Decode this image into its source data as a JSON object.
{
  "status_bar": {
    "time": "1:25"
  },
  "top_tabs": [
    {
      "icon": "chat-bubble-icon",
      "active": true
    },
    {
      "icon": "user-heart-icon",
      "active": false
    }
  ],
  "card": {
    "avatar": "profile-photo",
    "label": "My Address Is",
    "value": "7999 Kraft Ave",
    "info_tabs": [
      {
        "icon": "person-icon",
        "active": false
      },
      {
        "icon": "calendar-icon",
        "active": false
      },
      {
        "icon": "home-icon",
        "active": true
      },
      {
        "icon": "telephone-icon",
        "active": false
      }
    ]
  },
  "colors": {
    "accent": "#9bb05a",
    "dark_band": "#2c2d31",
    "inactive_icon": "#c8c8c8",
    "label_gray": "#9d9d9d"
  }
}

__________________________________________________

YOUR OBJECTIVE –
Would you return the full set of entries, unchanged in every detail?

WRITTEN RESPONSE –
Decode this image into its source data as a JSON object.
{
  "status_bar": {
    "time": "1:25"
  },
  "top_tabs": [
    {
      "icon": "chat-bubble-icon",
      "active": true
    },
    {
      "icon": "user-heart-icon",
      "active": false
    }
  ],
  "card": {
    "avatar": "profile-photo",
    "label": "My Address Is",
    "value": "7999 Kraft Ave",
    "info_tabs": [
      {
        "icon": "person-icon",
        "active": false
      },
      {
        "icon": "calendar-icon",
        "active": false
      },
      {
        "icon": "home-icon",
        "active": true
      },
      {
        "icon": "telephone-icon",
        "active": false
      }
    ]
  },
  "colors": {
    "accent": "#9bb05a",
    "dark_band": "#2c2d31",
    "inactive_icon": "#c8c8c8",
    "label_gray": "#9d9d9d"
  }
}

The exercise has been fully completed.